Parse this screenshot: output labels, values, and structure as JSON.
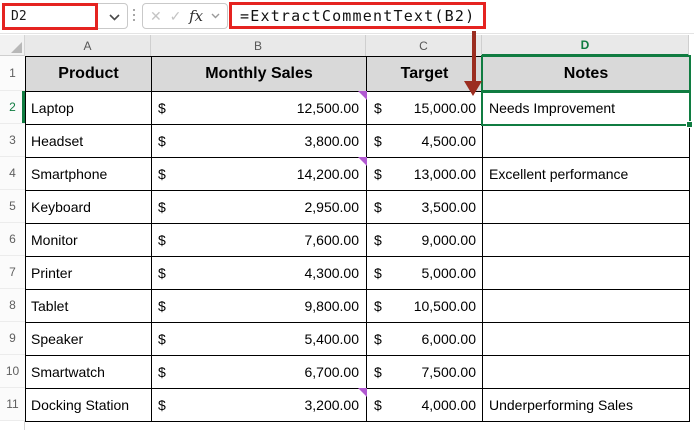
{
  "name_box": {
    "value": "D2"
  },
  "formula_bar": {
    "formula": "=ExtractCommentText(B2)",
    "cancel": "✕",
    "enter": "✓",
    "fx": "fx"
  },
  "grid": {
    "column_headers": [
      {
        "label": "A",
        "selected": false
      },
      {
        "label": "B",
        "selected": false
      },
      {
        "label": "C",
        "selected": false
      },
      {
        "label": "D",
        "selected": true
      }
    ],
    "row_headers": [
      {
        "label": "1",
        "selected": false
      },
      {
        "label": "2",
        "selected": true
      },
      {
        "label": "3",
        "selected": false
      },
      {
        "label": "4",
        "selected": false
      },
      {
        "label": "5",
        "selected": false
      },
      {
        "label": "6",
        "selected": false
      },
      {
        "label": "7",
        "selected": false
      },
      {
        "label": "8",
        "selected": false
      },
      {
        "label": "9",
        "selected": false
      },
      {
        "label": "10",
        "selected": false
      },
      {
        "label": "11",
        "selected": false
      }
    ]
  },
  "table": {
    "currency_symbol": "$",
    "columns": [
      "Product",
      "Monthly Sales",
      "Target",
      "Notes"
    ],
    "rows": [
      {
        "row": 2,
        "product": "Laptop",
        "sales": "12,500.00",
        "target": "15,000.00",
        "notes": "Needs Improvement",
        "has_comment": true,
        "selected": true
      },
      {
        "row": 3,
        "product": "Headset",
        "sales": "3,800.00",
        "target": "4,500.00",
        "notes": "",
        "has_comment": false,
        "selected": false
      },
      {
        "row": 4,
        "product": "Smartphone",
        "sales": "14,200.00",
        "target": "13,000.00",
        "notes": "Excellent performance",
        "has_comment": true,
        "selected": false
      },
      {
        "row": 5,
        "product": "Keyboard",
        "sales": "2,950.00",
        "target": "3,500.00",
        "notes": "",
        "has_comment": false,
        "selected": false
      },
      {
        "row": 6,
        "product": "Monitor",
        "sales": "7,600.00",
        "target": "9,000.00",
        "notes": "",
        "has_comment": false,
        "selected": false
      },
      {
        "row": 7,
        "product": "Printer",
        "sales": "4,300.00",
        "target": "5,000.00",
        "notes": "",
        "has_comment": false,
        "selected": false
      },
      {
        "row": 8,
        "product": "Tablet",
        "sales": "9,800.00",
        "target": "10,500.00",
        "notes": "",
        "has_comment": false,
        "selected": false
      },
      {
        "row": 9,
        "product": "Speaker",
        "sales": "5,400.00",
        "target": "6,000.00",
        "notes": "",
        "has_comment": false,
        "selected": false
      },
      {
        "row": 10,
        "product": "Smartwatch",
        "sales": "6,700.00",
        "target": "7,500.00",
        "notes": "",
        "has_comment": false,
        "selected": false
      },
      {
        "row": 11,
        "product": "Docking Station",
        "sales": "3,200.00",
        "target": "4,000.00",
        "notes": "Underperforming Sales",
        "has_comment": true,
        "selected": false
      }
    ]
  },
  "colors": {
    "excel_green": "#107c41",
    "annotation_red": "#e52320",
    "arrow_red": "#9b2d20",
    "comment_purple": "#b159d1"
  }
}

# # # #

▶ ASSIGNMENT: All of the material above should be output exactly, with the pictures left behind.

▶ PROBLEM SOLUTION:
Parse this screenshot: output labels, values, and structure as JSON.
{
  "name_box": {
    "value": "D2"
  },
  "formula_bar": {
    "formula": "=ExtractCommentText(B2)",
    "cancel": "✕",
    "enter": "✓",
    "fx": "fx"
  },
  "grid": {
    "column_headers": [
      {
        "label": "A",
        "selected": false
      },
      {
        "label": "B",
        "selected": false
      },
      {
        "label": "C",
        "selected": false
      },
      {
        "label": "D",
        "selected": true
      }
    ],
    "row_headers": [
      {
        "label": "1",
        "selected": false
      },
      {
        "label": "2",
        "selected": true
      },
      {
        "label": "3",
        "selected": false
      },
      {
        "label": "4",
        "selected": false
      },
      {
        "label": "5",
        "selected": false
      },
      {
        "label": "6",
        "selected": false
      },
      {
        "label": "7",
        "selected": false
      },
      {
        "label": "8",
        "selected": false
      },
      {
        "label": "9",
        "selected": false
      },
      {
        "label": "10",
        "selected": false
      },
      {
        "label": "11",
        "selected": false
      }
    ]
  },
  "table": {
    "currency_symbol": "$",
    "columns": [
      "Product",
      "Monthly Sales",
      "Target",
      "Notes"
    ],
    "rows": [
      {
        "row": 2,
        "product": "Laptop",
        "sales": "12,500.00",
        "target": "15,000.00",
        "notes": "Needs Improvement",
        "has_comment": true,
        "selected": true
      },
      {
        "row": 3,
        "product": "Headset",
        "sales": "3,800.00",
        "target": "4,500.00",
        "notes": "",
        "has_comment": false,
        "selected": false
      },
      {
        "row": 4,
        "product": "Smartphone",
        "sales": "14,200.00",
        "target": "13,000.00",
        "notes": "Excellent performance",
        "has_comment": true,
        "selected": false
      },
      {
        "row": 5,
        "product": "Keyboard",
        "sales": "2,950.00",
        "target": "3,500.00",
        "notes": "",
        "has_comment": false,
        "selected": false
      },
      {
        "row": 6,
        "product": "Monitor",
        "sales": "7,600.00",
        "target": "9,000.00",
        "notes": "",
        "has_comment": false,
        "selected": false
      },
      {
        "row": 7,
        "product": "Printer",
        "sales": "4,300.00",
        "target": "5,000.00",
        "notes": "",
        "has_comment": false,
        "selected": false
      },
      {
        "row": 8,
        "product": "Tablet",
        "sales": "9,800.00",
        "target": "10,500.00",
        "notes": "",
        "has_comment": false,
        "selected": false
      },
      {
        "row": 9,
        "product": "Speaker",
        "sales": "5,400.00",
        "target": "6,000.00",
        "notes": "",
        "has_comment": false,
        "selected": false
      },
      {
        "row": 10,
        "product": "Smartwatch",
        "sales": "6,700.00",
        "target": "7,500.00",
        "notes": "",
        "has_comment": false,
        "selected": false
      },
      {
        "row": 11,
        "product": "Docking Station",
        "sales": "3,200.00",
        "target": "4,000.00",
        "notes": "Underperforming Sales",
        "has_comment": true,
        "selected": false
      }
    ]
  },
  "colors": {
    "excel_green": "#107c41",
    "annotation_red": "#e52320",
    "arrow_red": "#9b2d20",
    "comment_purple": "#b159d1"
  }
}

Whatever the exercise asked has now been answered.